Asia must take urgent steps to lessen the effects of climate change, and for that it needs considerable help from rich nations elsewhere, concludes a report, titled “Up in Smoke,” the fourth in a series compiled by more than 35 development and environmental groups including Oxfam and Greenpeace.

According to the report, which was released on Monday, there is a growing consensus about the challenges being faced by Asia. However, it notes “reason to hope” that there is now enough knowledge about the causes of climate change, how the world must tackle it, and how the people in Asia must continue to adapt to it. Immediate action is vital, says the report.

The report comes two days after the Intergovernmental Panel on Climate Change (IPCC) concluded its Fourth Assessment Synthesis report in Valencia, Spain. The IPCC highlighted “unequivocal” climate change already occurring and warned that manmade global warming could lead to abrupt or irreversible impacts.

As world leaders prepare for the next UN talks in Bali in December to determine the international response to climate change, “Up in Smoke” shows how the drama of climate change will largely be played out in Asia, where almost two thirds of the world’s population live.

“While going through the foreword that I wrote for the 2004 volume of “Up in smoke,” I found that the concerns and priorities that I had touched on have become stronger, and the uncertainties associated with what I had stated then have been reduced significantly. The IPCC findings provide the evidence for the same,” writes Dr R K Pachauri, Director-General of the Energy and Resources Institute and Chairman of IPCC, in the foreword to the report.

“Up in Smoke” calls for immediate action on appropriate policy and fiscal measures for dealing with the future impacts of climate change, a move towards sustainable, low carbon intensity energy pathways, while not compromising on development goals. It calls for planned adaptation measures in climate sensitive sectors, especially water and agriculture.

“We must not gamble with the future of the planet. The stakes are too high and levelled particularly against the interests of the poor and the vulnerable,” said Athena Ballesteros of Greenpeace International. “We know more than enough to act. Decisions taken in Bali must match the scale of ambition required by the IPCC’s findings.”

“Up in Smoke” recommends that the international community commit to meaningful and mandatory emissions cuts to ensure that global temperature increases stay below 2°C. It says rich countries must honour their commitments to renewable energy and that the potential for its use across Asia is vast. India alone has the potential to provide 60 percent of its electricity with renewable sources by 2050. Rich countries must stop using restrictive intellectual property rules and allow the transfer of green technologies to developing countries.
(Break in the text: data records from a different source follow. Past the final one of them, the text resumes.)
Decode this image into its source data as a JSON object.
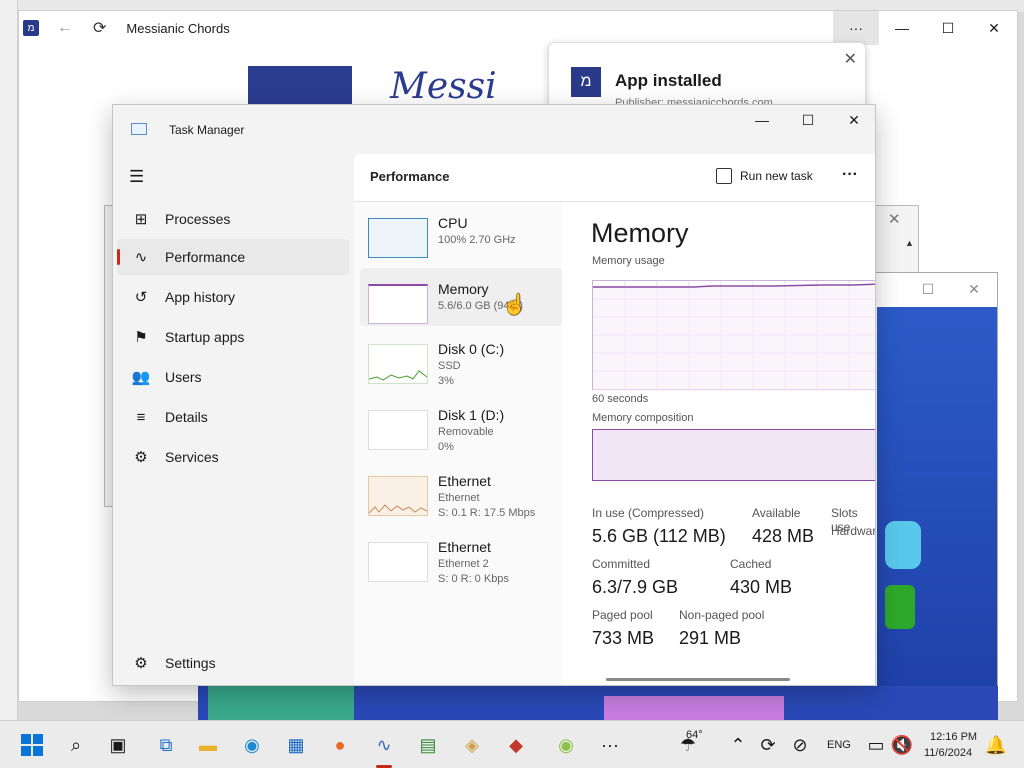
{
  "app_window": {
    "title": "Messianic Chords",
    "more_label": "···",
    "minimize": "—",
    "maximize": "☐",
    "close": "✕",
    "logo_glyph": "מ",
    "hero_text": "Messi"
  },
  "toast": {
    "title": "App installed",
    "subtitle": "Publisher: messianicchords.com",
    "icon_glyph": "מ",
    "close": "✕"
  },
  "task_manager": {
    "title": "Task Manager",
    "controls": {
      "minimize": "—",
      "maximize": "☐",
      "close": "✕"
    },
    "nav": [
      {
        "label": "Processes",
        "icon": "⊞"
      },
      {
        "label": "Performance",
        "icon": "∿"
      },
      {
        "label": "App history",
        "icon": "↺"
      },
      {
        "label": "Startup apps",
        "icon": "⚑"
      },
      {
        "label": "Users",
        "icon": "👥"
      },
      {
        "label": "Details",
        "icon": "≡"
      },
      {
        "label": "Services",
        "icon": "⚙"
      }
    ],
    "settings_label": "Settings",
    "header": "Performance",
    "run_new_task": "Run new task",
    "more": "···",
    "resources": [
      {
        "name": "CPU",
        "line2": "100% 2.70 GHz",
        "line3": ""
      },
      {
        "name": "Memory",
        "line2": "5.6/6.0 GB (94%)",
        "line3": ""
      },
      {
        "name": "Disk 0 (C:)",
        "line2": "SSD",
        "line3": "3%"
      },
      {
        "name": "Disk 1 (D:)",
        "line2": "Removable",
        "line3": "0%"
      },
      {
        "name": "Ethernet",
        "line2": "Ethernet",
        "line3": "S: 0.1 R: 17.5 Mbps"
      },
      {
        "name": "Ethernet",
        "line2": "Ethernet 2",
        "line3": "S: 0 R: 0 Kbps"
      }
    ],
    "memory": {
      "title": "Memory",
      "usage_label": "Memory usage",
      "seconds_label": "60 seconds",
      "composition_label": "Memory composition",
      "stats": {
        "in_use_label": "In use (Compressed)",
        "in_use_value": "5.6 GB (112 MB)",
        "available_label": "Available",
        "available_value": "428 MB",
        "slots_label": "Slots use",
        "hardware_label": "Hardwar",
        "committed_label": "Committed",
        "committed_value": "6.3/7.9 GB",
        "cached_label": "Cached",
        "cached_value": "430 MB",
        "paged_label": "Paged pool",
        "paged_value": "733 MB",
        "nonpaged_label": "Non-paged pool",
        "nonpaged_value": "291 MB"
      }
    }
  },
  "taskbar": {
    "weather": "64°",
    "language": "ENG",
    "time": "12:16 PM",
    "date": "11/6/2024"
  }
}
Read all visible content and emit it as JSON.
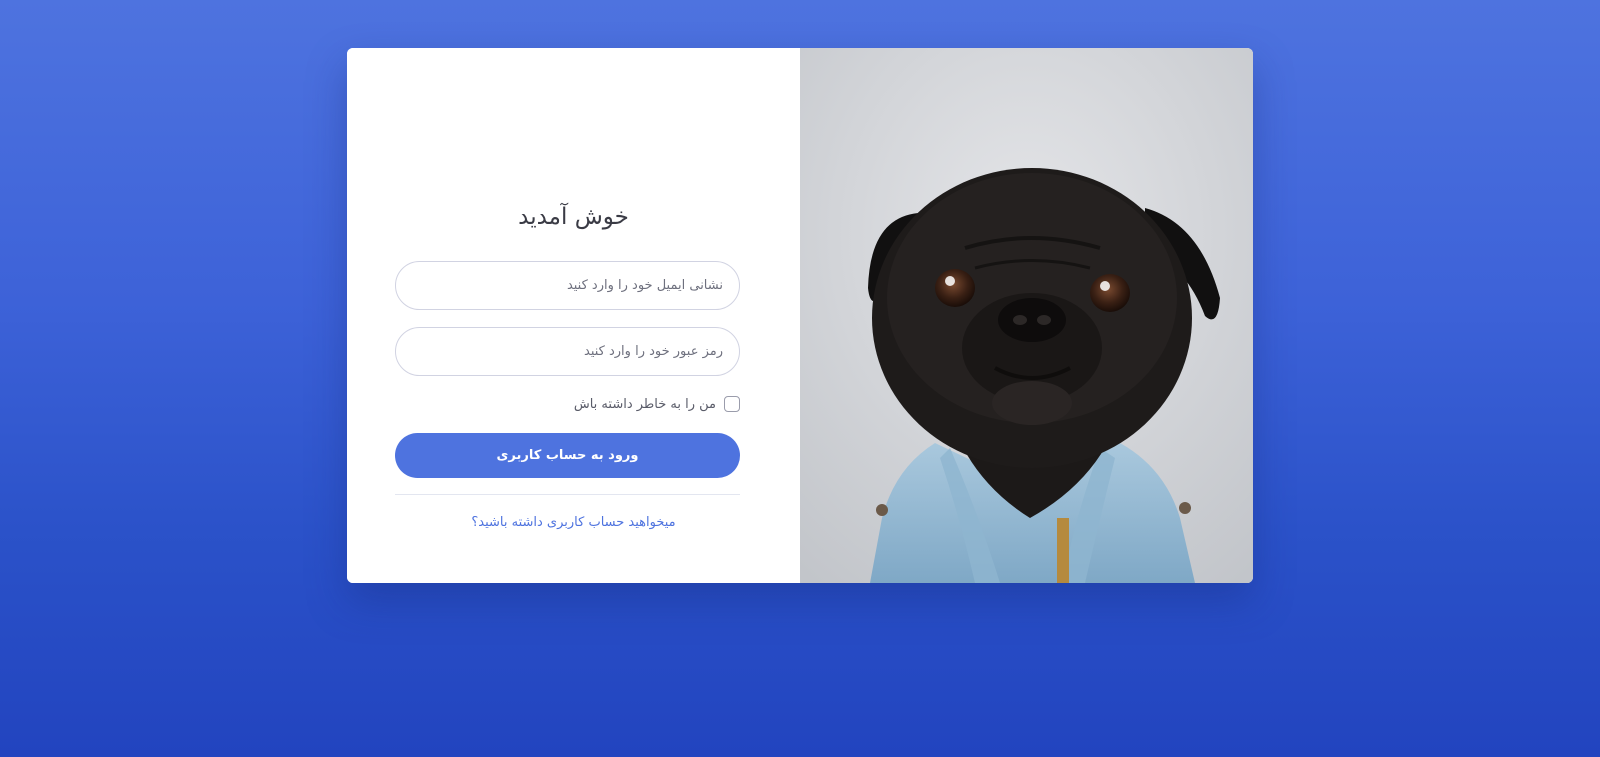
{
  "login": {
    "title": "خوش آمدید",
    "email_placeholder": "نشانی ایمیل خود را وارد کنید",
    "email_value": "",
    "password_placeholder": "رمز عبور خود را وارد کنید",
    "password_value": "",
    "remember_label": "من را به خاطر داشته باش",
    "remember_checked": false,
    "submit_label": "ورود به حساب کاربری",
    "register_link": "میخواهید حساب کاربری داشته باشید؟"
  },
  "colors": {
    "background": "#4e73df",
    "primary": "#4e73df",
    "card": "#ffffff",
    "text": "#3a3b45"
  },
  "icons": {
    "dog_photo": "pug-dog-image"
  }
}
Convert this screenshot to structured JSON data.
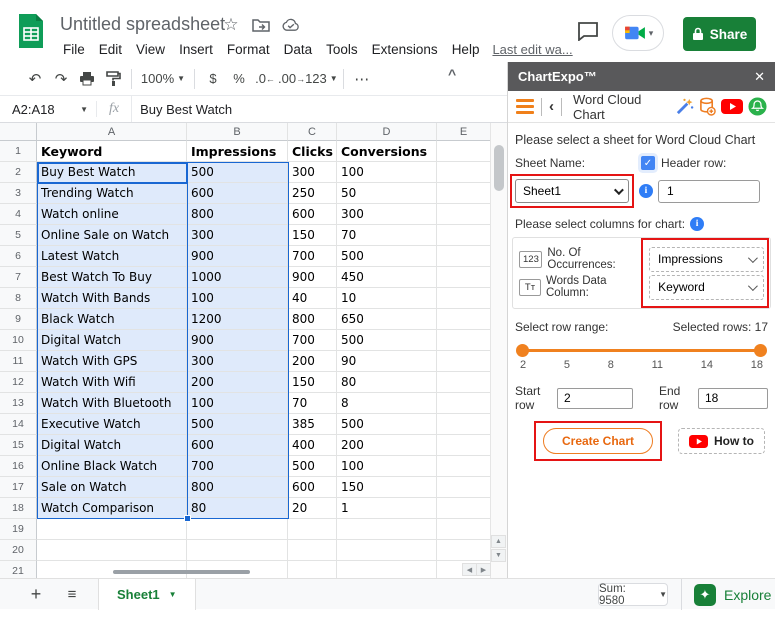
{
  "header": {
    "title": "Untitled spreadsheet",
    "star_icon": "☆",
    "menu": [
      "File",
      "Edit",
      "View",
      "Insert",
      "Format",
      "Data",
      "Tools",
      "Extensions",
      "Help"
    ],
    "last_edit": "Last edit wa...",
    "share_label": "Share"
  },
  "toolbar": {
    "undo": "↶",
    "redo": "↷",
    "zoom": "100%",
    "currency": "$",
    "percent": "%",
    "decrease_decimal": ".0",
    "increase_decimal": ".00",
    "number_format": "123",
    "more": "⋯",
    "collapse": "^"
  },
  "formula_bar": {
    "range": "A2:A18",
    "fx": "fx",
    "value": "Buy Best Watch"
  },
  "grid": {
    "column_letters": [
      "A",
      "B",
      "C",
      "D",
      "E"
    ],
    "headers": [
      "Keyword",
      "Impressions",
      "Clicks",
      "Conversions"
    ],
    "rows": [
      [
        "Buy Best Watch",
        "500",
        "300",
        "100"
      ],
      [
        "Trending Watch",
        "600",
        "250",
        "50"
      ],
      [
        "Watch online",
        "800",
        "600",
        "300"
      ],
      [
        "Online Sale on Watch",
        "300",
        "150",
        "70"
      ],
      [
        "Latest Watch",
        "900",
        "700",
        "500"
      ],
      [
        "Best Watch To Buy",
        "1000",
        "900",
        "450"
      ],
      [
        "Watch With Bands",
        "100",
        "40",
        "10"
      ],
      [
        "Black Watch",
        "1200",
        "800",
        "650"
      ],
      [
        "Digital Watch",
        "900",
        "700",
        "500"
      ],
      [
        "Watch With GPS",
        "300",
        "200",
        "90"
      ],
      [
        "Watch With Wifi",
        "200",
        "150",
        "80"
      ],
      [
        "Watch With Bluetooth",
        "100",
        "70",
        "8"
      ],
      [
        "Executive Watch",
        "500",
        "385",
        "500"
      ],
      [
        "Digital Watch",
        "600",
        "400",
        "200"
      ],
      [
        "Online Black Watch",
        "700",
        "500",
        "100"
      ],
      [
        "Sale on Watch",
        "800",
        "600",
        "150"
      ],
      [
        "Watch Comparison",
        "80",
        "20",
        "1"
      ]
    ]
  },
  "sidebar": {
    "app_title": "ChartExpo™",
    "close": "✕",
    "back": "‹",
    "chart_title": "Word Cloud Chart",
    "sheet_prompt": "Please select a sheet for Word Cloud Chart",
    "sheet_name_label": "Sheet Name:",
    "sheet_name_value": "Sheet1",
    "header_row_check": "✓",
    "header_row_label": "Header row:",
    "header_row_value": "1",
    "columns_prompt": "Please select columns for chart:",
    "occurrences_badge": "123",
    "occurrences_label": "No. Of Occurrences:",
    "occurrences_value": "Impressions",
    "words_badge": "Tт",
    "words_label": "Words Data Column:",
    "words_value": "Keyword",
    "row_range_label": "Select row range:",
    "selected_rows": "Selected rows: 17",
    "ticks": [
      "2",
      "5",
      "8",
      "11",
      "14",
      "18"
    ],
    "start_row_label": "Start row",
    "start_row_value": "2",
    "end_row_label": "End row",
    "end_row_value": "18",
    "create_chart_label": "Create Chart",
    "how_to_label": "How to",
    "info_glyph": "i"
  },
  "bottom_bar": {
    "add": "+",
    "all_sheets": "≡",
    "sheet_tab": "Sheet1",
    "sum": "Sum: 9580",
    "explore": "Explore",
    "explore_glyph": "✦"
  },
  "colors": {
    "accent_green": "#188038",
    "selection_blue": "#1967d2",
    "selection_fill": "#dfeafb",
    "chartexpo_orange": "#ee7d22",
    "annotation_red": "#e51414",
    "panel_header_gray": "#59595b"
  }
}
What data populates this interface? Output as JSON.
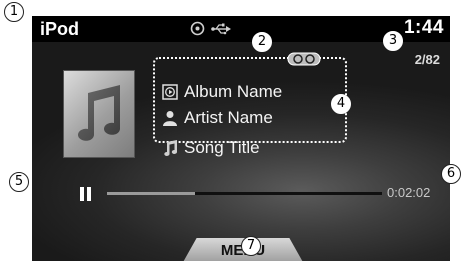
{
  "header": {
    "title": "iPod",
    "clock": "1:44"
  },
  "status_icons": [
    "disc-icon",
    "usb-icon"
  ],
  "track_counter": "2/82",
  "track": {
    "album": "Album Name",
    "artist": "Artist Name",
    "song": "Song Title"
  },
  "playback": {
    "state": "paused",
    "elapsed": "0:02:02",
    "progress_fraction": 0.32
  },
  "menu": {
    "label": "MENU"
  },
  "callouts": [
    "1",
    "2",
    "3",
    "4",
    "5",
    "6",
    "7"
  ],
  "colors": {
    "background": "#1f1f1f",
    "topbar": "#000000",
    "text": "#ffffff",
    "highlight_border": "#ffffff"
  }
}
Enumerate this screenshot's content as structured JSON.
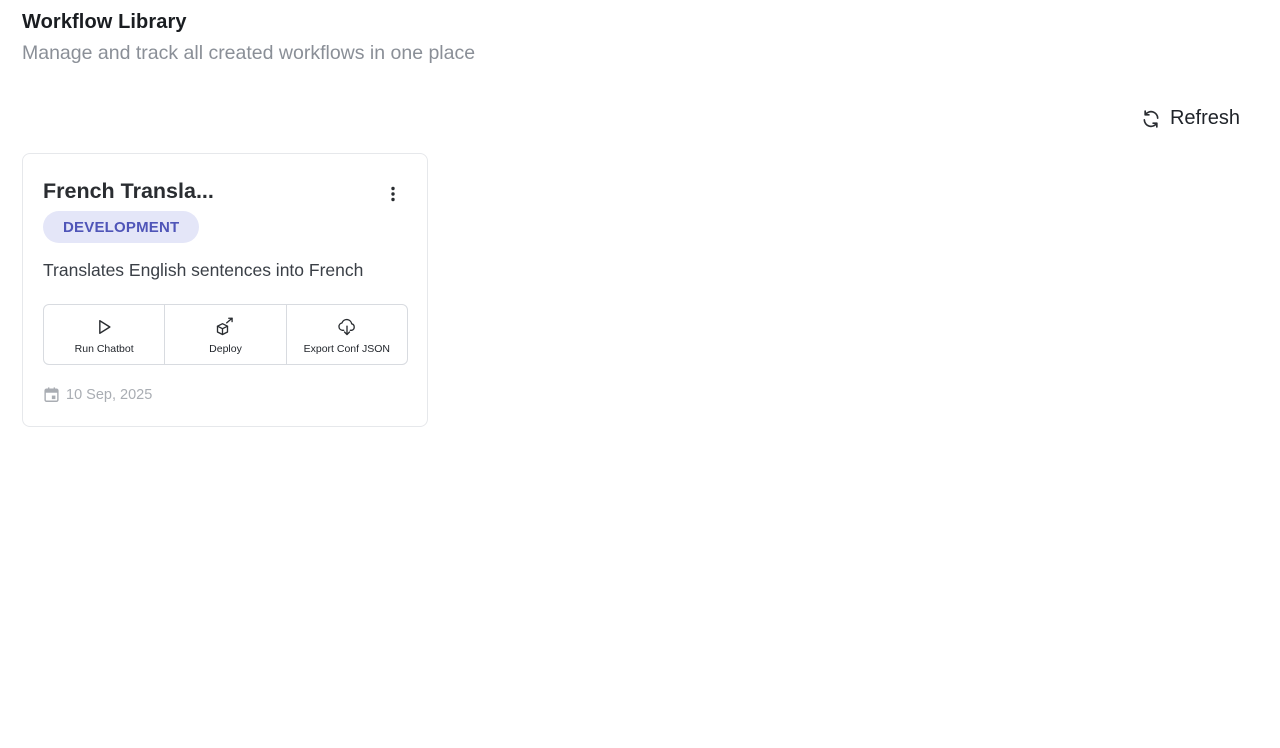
{
  "header": {
    "title": "Workflow Library",
    "subtitle": "Manage and track all created workflows in one place"
  },
  "toolbar": {
    "refresh_label": "Refresh",
    "refresh_icon": "refresh-icon"
  },
  "workflows": [
    {
      "title": "French Transla...",
      "status": "DEVELOPMENT",
      "description": "Translates English sentences into French",
      "date": "10 Sep, 2025",
      "actions": [
        {
          "label": "Run Chatbot",
          "icon": "play-icon"
        },
        {
          "label": "Deploy",
          "icon": "deploy-box-icon"
        },
        {
          "label": "Export Conf JSON",
          "icon": "cloud-download-icon"
        }
      ]
    }
  ],
  "colors": {
    "badge_bg": "#e4e6f8",
    "badge_text": "#4f55b8",
    "muted_text": "#8a8f97"
  }
}
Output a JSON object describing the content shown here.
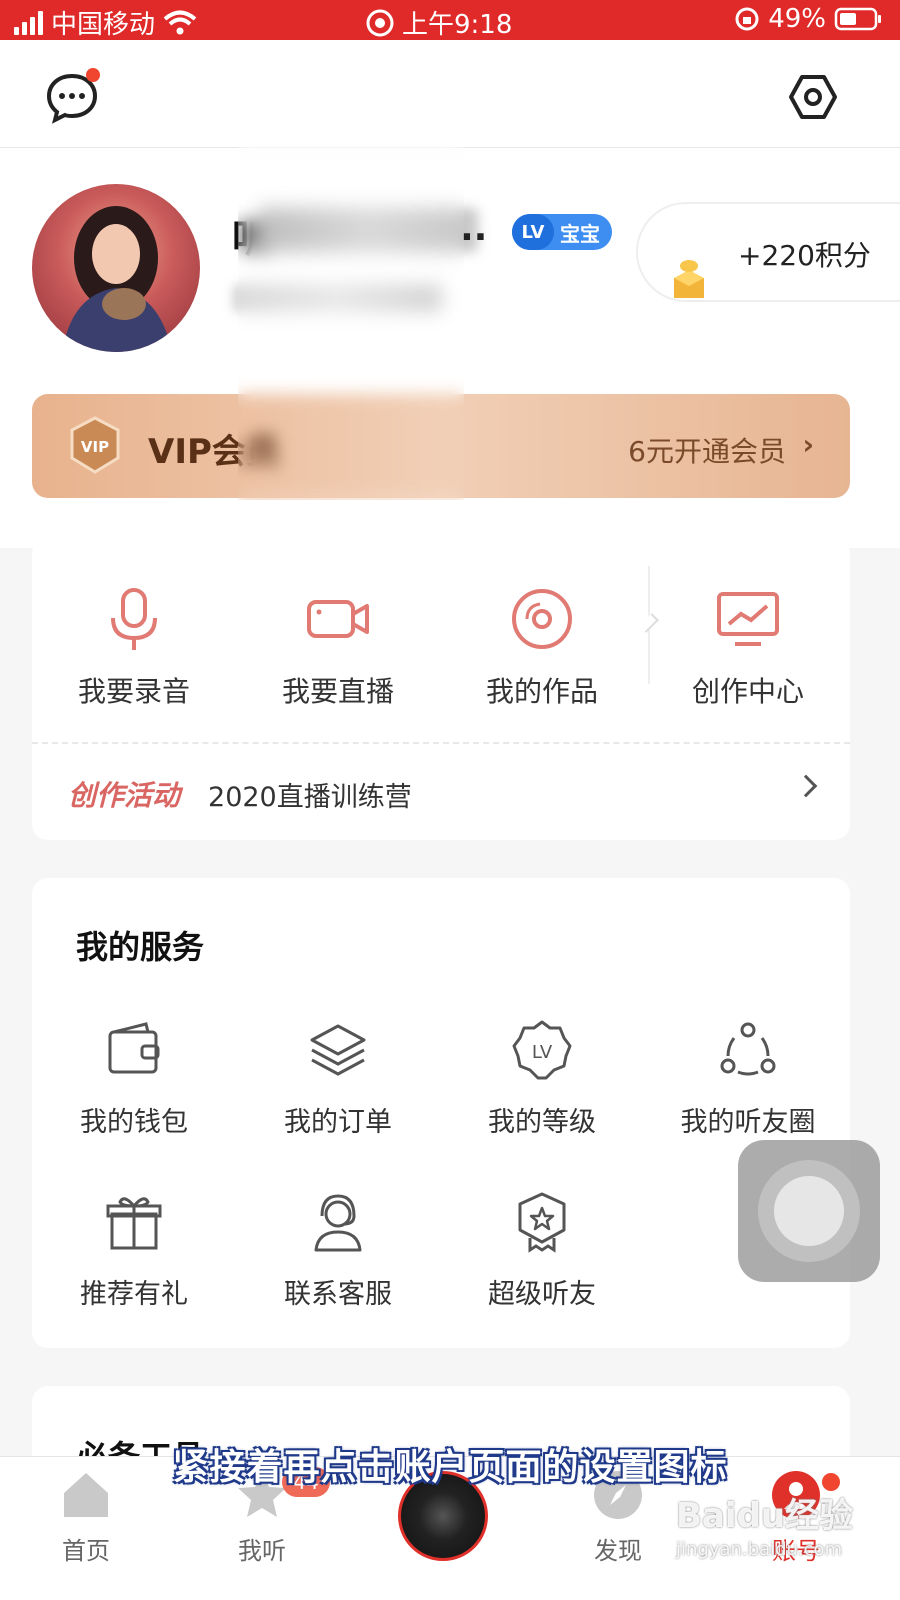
{
  "status_bar": {
    "carrier": "中国移动",
    "time": "上午9:18",
    "battery": "49%"
  },
  "top_bar": {
    "message_icon": "chat-bubble-icon",
    "settings_icon": "hexagon-settings-icon"
  },
  "profile": {
    "name_visible_prefix": "听",
    "name_ellipsis": "..",
    "level_badge": {
      "level": "LV",
      "title": "宝宝"
    },
    "points": "+220积分"
  },
  "vip_banner": {
    "badge": "VIP",
    "title": "VIP会员",
    "cta": "6元开通会员",
    "chevron": "›"
  },
  "create_section": {
    "items": [
      {
        "label": "我要录音",
        "icon": "microphone-icon"
      },
      {
        "label": "我要直播",
        "icon": "video-camera-icon"
      },
      {
        "label": "我的作品",
        "icon": "disc-icon"
      },
      {
        "label": "创作中心",
        "icon": "monitor-chart-icon"
      }
    ],
    "activity_tag": "创作活动",
    "activity_text": "2020直播训练营"
  },
  "services": {
    "title": "我的服务",
    "items": [
      {
        "label": "我的钱包",
        "icon": "wallet-icon"
      },
      {
        "label": "我的订单",
        "icon": "layers-icon"
      },
      {
        "label": "我的等级",
        "icon": "level-badge-icon"
      },
      {
        "label": "我的听友圈",
        "icon": "friends-circle-icon"
      },
      {
        "label": "推荐有礼",
        "icon": "gift-icon"
      },
      {
        "label": "联系客服",
        "icon": "headset-icon"
      },
      {
        "label": "超级听友",
        "icon": "star-badge-icon"
      }
    ]
  },
  "tools": {
    "title": "必备工具"
  },
  "tab_bar": {
    "tabs": [
      {
        "label": "首页",
        "icon": "home-icon"
      },
      {
        "label": "我听",
        "icon": "star-icon",
        "badge": "44"
      },
      {
        "label": "",
        "icon": "now-playing-disc-icon"
      },
      {
        "label": "发现",
        "icon": "compass-icon"
      },
      {
        "label": "账号",
        "icon": "account-icon"
      }
    ],
    "active_tab": "账号"
  },
  "overlay": {
    "subtitle": "紧接着再点击账户页面的设置图标",
    "watermark_main": "Baidu经验",
    "watermark_sub": "jingyan.baidu.com"
  },
  "colors": {
    "brand_red": "#e0302a",
    "accent_icon": "#e07a72",
    "vip_gold": "#e8b28d"
  }
}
The international community must also urgently assess the full global costs poor countries having to adapt to climate change will incur and give new funds. The report notes that rich country subsidies to their domestic fossil fuel industry stood at $73 billion per year in the late 1990s. It also says that crisis responses must be better planned, organised and funded and that vulnerable communities must be helped to prepare for climate-related disasters.